Exercise data:
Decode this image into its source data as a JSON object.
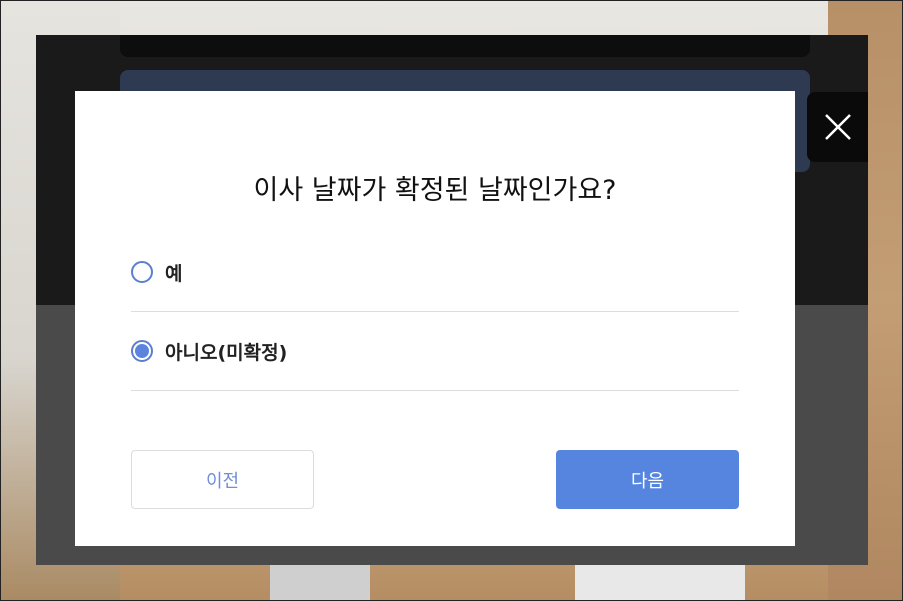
{
  "dialog": {
    "question": "이사 날짜가 확정된 날짜인가요?",
    "options": [
      {
        "label": "예",
        "selected": false
      },
      {
        "label": "아니오(미확정)",
        "selected": true
      }
    ],
    "prev_label": "이전",
    "next_label": "다음"
  },
  "icons": {
    "close": "close-icon"
  },
  "colors": {
    "accent": "#5585de",
    "radio_border": "#5b7fd0",
    "prev_text": "#6f8fd6"
  }
}
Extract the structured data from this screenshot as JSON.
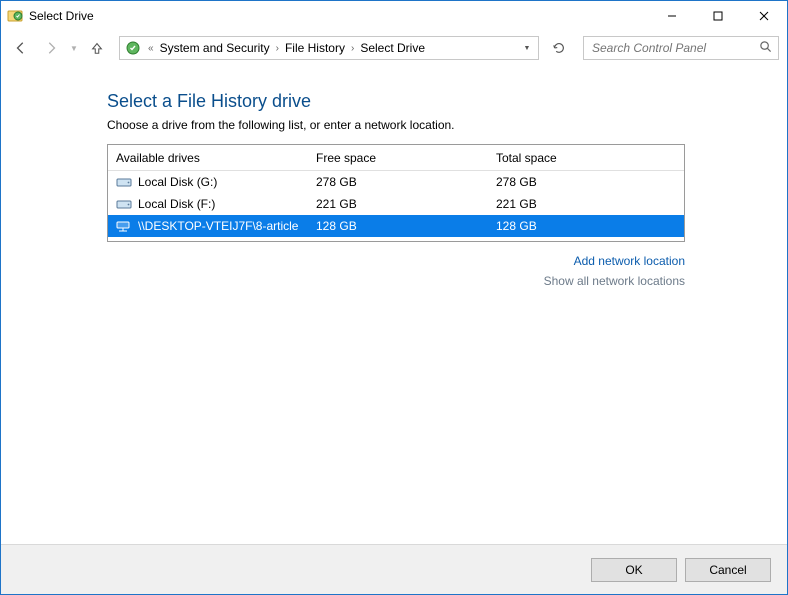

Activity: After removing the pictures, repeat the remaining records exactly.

Exercise solution:
Decode this image into its source data as a JSON object.
{
  "dialog": {
    "question": "이사 날짜가 확정된 날짜인가요?",
    "options": [
      {
        "label": "예",
        "selected": false
      },
      {
        "label": "아니오(미확정)",
        "selected": true
      }
    ],
    "prev_label": "이전",
    "next_label": "다음"
  },
  "icons": {
    "close": "close-icon"
  },
  "colors": {
    "accent": "#5585de",
    "radio_border": "#5b7fd0",
    "prev_text": "#6f8fd6"
  }
}
Extract the structured data from this screenshot as JSON.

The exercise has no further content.